DIRECTIONS FOR THIS TASK
Within the records below, find each line with the word "price" and copy it out.

Page and application data records:
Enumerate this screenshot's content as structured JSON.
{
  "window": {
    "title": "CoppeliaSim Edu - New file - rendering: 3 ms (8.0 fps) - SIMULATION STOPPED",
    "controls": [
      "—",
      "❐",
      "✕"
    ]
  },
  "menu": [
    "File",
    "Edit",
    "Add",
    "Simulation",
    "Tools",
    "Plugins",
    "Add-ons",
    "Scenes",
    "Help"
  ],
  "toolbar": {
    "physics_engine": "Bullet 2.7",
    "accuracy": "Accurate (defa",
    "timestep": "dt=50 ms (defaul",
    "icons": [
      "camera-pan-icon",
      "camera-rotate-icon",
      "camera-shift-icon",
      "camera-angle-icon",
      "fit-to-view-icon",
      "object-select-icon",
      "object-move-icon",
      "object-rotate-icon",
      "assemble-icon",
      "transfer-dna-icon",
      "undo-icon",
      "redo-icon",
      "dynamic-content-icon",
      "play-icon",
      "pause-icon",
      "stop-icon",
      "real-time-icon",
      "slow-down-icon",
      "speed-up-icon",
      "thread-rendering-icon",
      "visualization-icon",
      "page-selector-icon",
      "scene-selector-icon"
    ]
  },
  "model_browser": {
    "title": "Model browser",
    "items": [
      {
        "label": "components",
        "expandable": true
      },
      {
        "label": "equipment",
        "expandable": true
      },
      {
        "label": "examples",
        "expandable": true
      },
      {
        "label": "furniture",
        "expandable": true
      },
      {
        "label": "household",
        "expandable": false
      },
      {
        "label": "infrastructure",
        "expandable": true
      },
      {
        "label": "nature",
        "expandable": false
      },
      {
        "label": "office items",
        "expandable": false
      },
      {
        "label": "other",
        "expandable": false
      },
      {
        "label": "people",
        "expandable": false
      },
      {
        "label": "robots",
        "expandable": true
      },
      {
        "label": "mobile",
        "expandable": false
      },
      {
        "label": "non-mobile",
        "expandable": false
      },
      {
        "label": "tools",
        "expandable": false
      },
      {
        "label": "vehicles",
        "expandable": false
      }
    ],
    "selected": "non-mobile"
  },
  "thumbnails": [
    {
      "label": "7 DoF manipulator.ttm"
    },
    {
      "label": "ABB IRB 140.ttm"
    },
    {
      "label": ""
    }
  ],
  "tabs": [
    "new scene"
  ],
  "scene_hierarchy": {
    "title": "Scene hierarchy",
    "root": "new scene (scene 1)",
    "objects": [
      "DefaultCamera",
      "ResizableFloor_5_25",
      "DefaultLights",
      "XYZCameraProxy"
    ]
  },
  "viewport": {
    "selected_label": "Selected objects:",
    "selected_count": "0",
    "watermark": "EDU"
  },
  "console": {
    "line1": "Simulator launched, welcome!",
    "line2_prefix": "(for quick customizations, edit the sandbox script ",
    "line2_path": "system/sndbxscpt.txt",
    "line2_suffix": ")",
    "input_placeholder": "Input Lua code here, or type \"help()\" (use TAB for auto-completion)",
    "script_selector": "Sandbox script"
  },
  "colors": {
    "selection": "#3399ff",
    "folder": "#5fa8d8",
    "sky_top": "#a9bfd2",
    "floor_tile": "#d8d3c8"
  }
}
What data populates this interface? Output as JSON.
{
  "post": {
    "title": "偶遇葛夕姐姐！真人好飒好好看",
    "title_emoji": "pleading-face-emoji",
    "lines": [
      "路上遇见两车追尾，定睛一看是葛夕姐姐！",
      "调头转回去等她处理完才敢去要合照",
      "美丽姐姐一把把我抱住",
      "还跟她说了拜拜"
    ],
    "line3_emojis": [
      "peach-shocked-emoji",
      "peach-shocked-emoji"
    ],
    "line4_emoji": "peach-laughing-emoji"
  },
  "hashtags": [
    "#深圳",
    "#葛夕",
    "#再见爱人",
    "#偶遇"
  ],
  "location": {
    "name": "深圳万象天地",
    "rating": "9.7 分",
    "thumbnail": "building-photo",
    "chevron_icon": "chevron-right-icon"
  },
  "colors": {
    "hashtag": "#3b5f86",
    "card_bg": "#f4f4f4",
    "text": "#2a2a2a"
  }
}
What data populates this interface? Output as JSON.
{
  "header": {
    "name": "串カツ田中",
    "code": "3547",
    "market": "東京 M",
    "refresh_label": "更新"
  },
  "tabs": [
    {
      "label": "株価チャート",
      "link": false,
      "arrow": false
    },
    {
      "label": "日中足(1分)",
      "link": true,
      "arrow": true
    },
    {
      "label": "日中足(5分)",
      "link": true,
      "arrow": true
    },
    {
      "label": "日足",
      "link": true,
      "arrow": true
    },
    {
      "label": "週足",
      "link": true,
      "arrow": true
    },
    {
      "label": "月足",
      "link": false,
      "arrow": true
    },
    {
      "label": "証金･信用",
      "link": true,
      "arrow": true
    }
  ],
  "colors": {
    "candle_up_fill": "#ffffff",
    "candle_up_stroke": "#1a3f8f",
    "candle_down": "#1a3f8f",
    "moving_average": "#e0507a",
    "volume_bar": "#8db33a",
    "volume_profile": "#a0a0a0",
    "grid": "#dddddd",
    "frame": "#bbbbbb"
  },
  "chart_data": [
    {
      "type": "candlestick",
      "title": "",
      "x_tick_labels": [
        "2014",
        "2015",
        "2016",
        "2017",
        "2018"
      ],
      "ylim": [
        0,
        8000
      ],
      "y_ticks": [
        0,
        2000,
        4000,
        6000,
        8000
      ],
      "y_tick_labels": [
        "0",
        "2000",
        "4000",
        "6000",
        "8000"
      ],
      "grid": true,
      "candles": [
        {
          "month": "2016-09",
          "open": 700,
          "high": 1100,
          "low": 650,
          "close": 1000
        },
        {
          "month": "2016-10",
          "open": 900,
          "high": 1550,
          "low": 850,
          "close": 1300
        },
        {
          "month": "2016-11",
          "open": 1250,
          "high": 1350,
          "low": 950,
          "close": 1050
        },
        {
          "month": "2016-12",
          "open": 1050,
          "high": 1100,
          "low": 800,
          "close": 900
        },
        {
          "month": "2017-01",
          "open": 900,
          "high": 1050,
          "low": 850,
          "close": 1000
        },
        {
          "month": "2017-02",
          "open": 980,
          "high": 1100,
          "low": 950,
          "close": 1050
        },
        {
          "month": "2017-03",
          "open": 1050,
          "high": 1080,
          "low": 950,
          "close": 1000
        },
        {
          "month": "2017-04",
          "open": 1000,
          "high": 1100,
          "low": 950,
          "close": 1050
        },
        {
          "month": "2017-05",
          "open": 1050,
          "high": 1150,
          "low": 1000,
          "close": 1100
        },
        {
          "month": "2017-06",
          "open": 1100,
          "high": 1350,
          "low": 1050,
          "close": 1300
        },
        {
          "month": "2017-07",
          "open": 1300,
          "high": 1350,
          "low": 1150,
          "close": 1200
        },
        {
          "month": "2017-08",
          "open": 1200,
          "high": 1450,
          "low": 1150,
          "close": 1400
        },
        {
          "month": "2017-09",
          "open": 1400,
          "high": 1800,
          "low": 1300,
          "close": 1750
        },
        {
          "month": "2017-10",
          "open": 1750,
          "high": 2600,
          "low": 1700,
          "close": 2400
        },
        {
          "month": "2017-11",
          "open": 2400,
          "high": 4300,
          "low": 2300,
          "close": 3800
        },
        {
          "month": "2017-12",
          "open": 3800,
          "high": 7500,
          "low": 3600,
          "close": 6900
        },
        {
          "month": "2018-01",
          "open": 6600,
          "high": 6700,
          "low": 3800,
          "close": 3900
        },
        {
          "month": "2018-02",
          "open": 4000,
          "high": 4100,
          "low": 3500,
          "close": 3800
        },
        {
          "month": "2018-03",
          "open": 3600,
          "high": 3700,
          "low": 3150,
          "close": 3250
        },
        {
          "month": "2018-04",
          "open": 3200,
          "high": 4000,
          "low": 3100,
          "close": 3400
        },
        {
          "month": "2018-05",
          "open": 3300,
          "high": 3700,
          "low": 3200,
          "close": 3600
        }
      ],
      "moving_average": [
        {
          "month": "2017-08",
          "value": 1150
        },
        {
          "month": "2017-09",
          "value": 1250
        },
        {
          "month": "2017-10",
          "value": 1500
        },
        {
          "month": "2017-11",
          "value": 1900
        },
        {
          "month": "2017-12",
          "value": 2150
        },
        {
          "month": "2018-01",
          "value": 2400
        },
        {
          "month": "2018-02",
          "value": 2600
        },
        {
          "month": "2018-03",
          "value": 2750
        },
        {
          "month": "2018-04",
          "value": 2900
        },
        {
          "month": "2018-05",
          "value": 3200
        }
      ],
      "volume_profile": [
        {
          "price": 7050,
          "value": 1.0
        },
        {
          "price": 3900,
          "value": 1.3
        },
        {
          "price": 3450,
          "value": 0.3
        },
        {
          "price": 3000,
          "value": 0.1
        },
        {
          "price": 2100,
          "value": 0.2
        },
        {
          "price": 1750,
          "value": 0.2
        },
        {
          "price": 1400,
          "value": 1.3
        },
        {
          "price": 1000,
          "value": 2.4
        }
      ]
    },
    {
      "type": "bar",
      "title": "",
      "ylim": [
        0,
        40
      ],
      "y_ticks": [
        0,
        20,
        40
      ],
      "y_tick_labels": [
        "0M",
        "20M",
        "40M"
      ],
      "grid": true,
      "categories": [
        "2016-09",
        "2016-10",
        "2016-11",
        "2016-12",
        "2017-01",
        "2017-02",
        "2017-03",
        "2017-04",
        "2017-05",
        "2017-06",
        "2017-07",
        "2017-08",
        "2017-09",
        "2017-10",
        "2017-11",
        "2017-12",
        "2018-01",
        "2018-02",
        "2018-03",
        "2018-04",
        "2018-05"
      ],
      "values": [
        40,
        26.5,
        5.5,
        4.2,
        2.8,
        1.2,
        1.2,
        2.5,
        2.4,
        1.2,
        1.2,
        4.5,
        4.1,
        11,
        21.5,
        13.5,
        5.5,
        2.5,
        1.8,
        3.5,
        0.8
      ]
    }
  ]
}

ANSWER BELOW
          "price": 7050,
          "price": 3900,
          "price": 3450,
          "price": 3000,
          "price": 2100,
          "price": 1750,
          "price": 1400,
          "price": 1000,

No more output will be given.